This weekend the main objective is to make a pit stop at the Peacock Visual Arts Centre for Contemporary art. Nestled in the inauspicious surroundings that are the dark alleys, grey facades and, quite honestly, intimidating faces that define Castle Street in my mind’s eye (thanks to the bits I see on my daily walk to work), I have never given the sign at its entrance anything more than a cursory glance. It has taken an unlikely sequence of events – being hounded to find a hobby that involves more than reading a book in my room by my unofficial strategy consultant, then taking to twitter to search for accounts related to Aberdeen and then stumbling on the @TheKiosque account – I find out there is more to the Peacock Centre, and that Alina & Jeff Bliumis’ Language barrier and other obstacles exhibition opens there this weekend. I have to ask the young woman at the till at Barnados next door before I locate the entrance after I have dragged myself out of bed and into jeans and a crumpled shirt with a jacket on Saturday morning, but it is well worth the effort in the end. I find the exhibition small but intriguing. The collection appeared to be in three parts – one themed along the lines of having thoroughfares obstructed by books on language and identity, a second titled ‘Cultural Tips for new Americans providing witty, if over stated explanations for peculiar Americanisms like male to male hugs (they have a book too) and a final section of postcards with words and images seemingly from various immigration brochures. There was a Nigerian card too.

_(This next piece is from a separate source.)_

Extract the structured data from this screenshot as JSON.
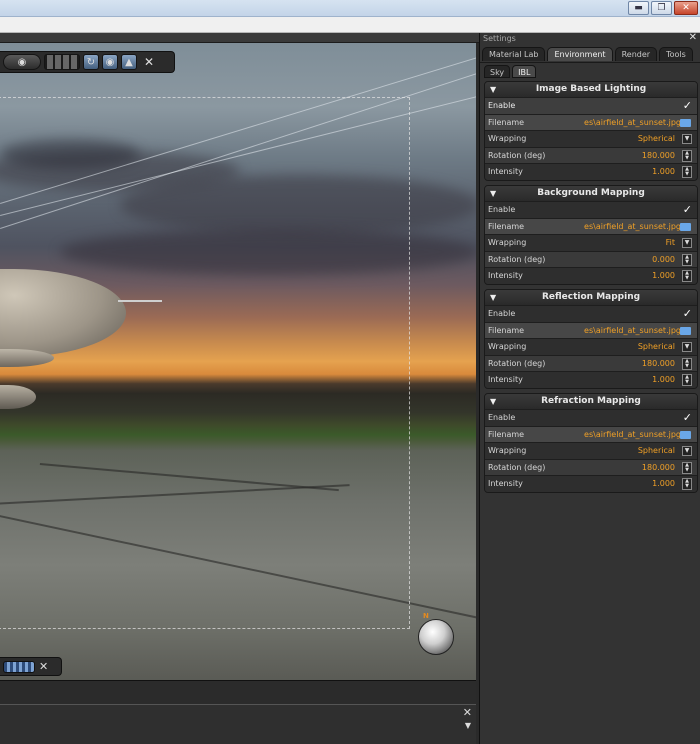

Exhibition viewing done and dusted I decide I need to grab some groceries and begin to head back out to Union Street to my usual Co-op shop. I find the road closed off and a man in a Tartan entertaining a rapidly swelling crowd, alongside his partner dressed in a dog’s costume. There is also the distant sound of drums and bagpipes. It turns out that Saturday the 28th is this year’s Tartan Day, and I have fortuitously stumbled on the Tartan Parade. In short order, the marching band comes through, up Union Street to where I am positioned close to the Sheriff Court where at a bellowed command they turn left to salute the Mayor (I think), who is dressed in his own tartan of course. My groceries are promptly forgotten as I take the chance to revel in the gaiety of it all – funny happy people, music and being literally lost in the crowd – a glimpse into Scottish culture I suppose.

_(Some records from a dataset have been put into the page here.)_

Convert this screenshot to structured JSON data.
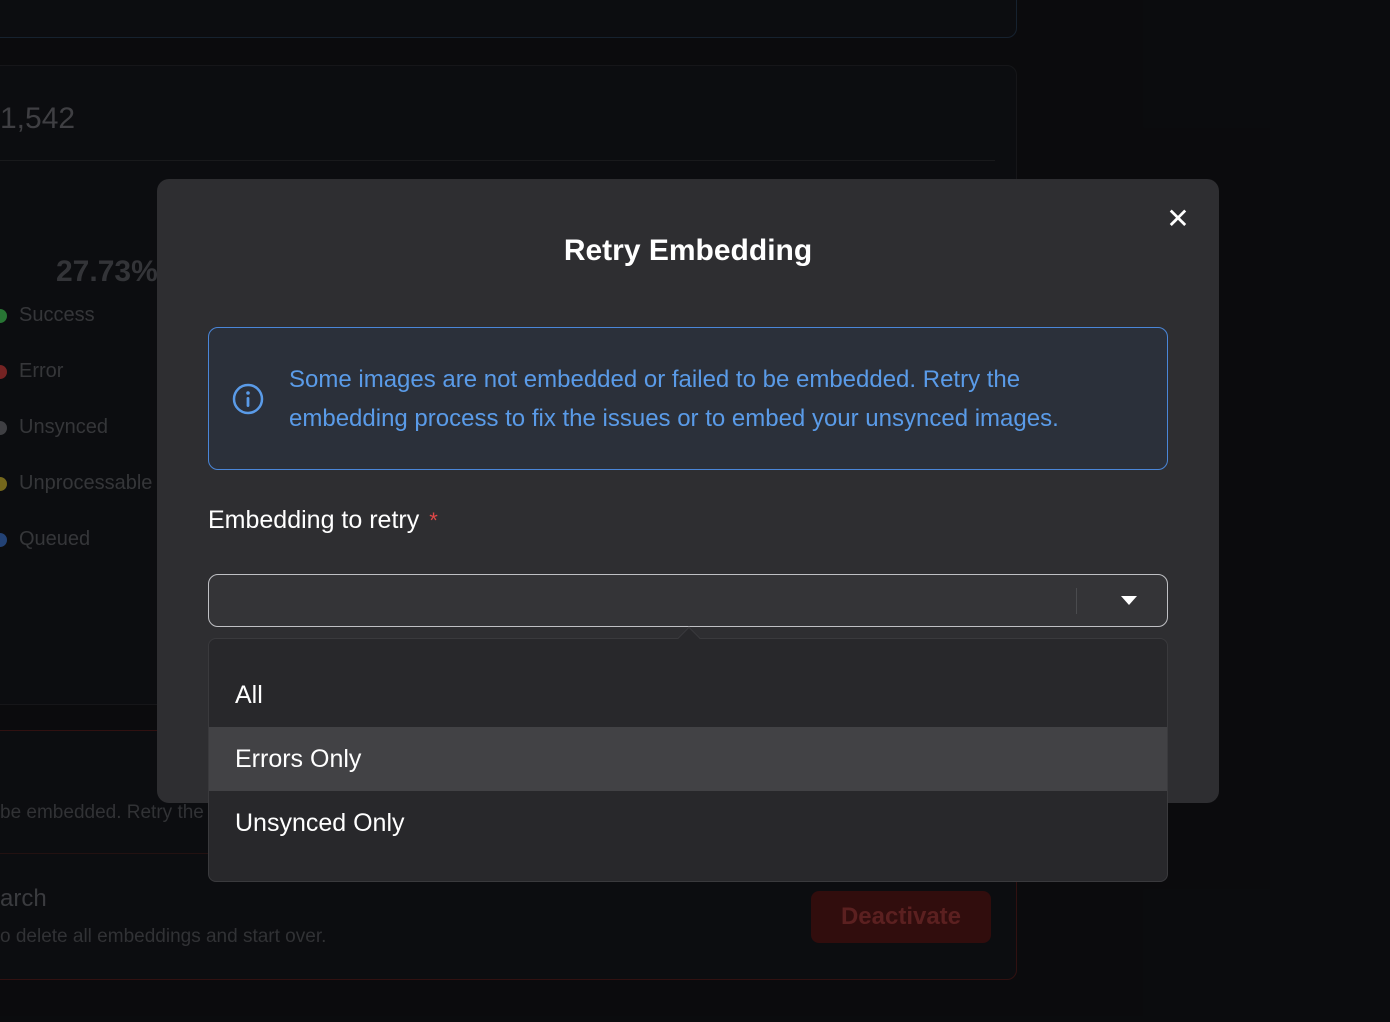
{
  "background": {
    "total_count": "1,542",
    "percent": "27.73%",
    "legend": [
      {
        "label": "Success",
        "color": "#2f8a3e"
      },
      {
        "label": "Error",
        "color": "#8a2a2a"
      },
      {
        "label": "Unsynced",
        "color": "#4a4b4f"
      },
      {
        "label": "Unprocessable",
        "color": "#8a7a22"
      },
      {
        "label": "Queued",
        "color": "#2a4e8a"
      }
    ],
    "danger_desc": "be embedded. Retry the",
    "danger_title": "arch",
    "danger_sub": "o delete all embeddings and start over.",
    "deactivate_label": "Deactivate"
  },
  "modal": {
    "title": "Retry Embedding",
    "close_glyph": "✕",
    "info_text": "Some images are not embedded or failed to be embedded. Retry the embedding process to fix the issues or to embed your unsynced images.",
    "field_label": "Embedding to retry",
    "required_mark": "*",
    "select_value": "",
    "options": [
      "All",
      "Errors Only",
      "Unsynced Only"
    ],
    "hovered_option": "Errors Only"
  }
}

All told, rain or not – and it did rain in fits and starts –  I had what was arguably my most enjoyable weekend in a long time. The only downer being the nagging thought at the back of my mind that I may have discovered the joys of this city a little too late, in what -if I had my way – just might be, my last year here.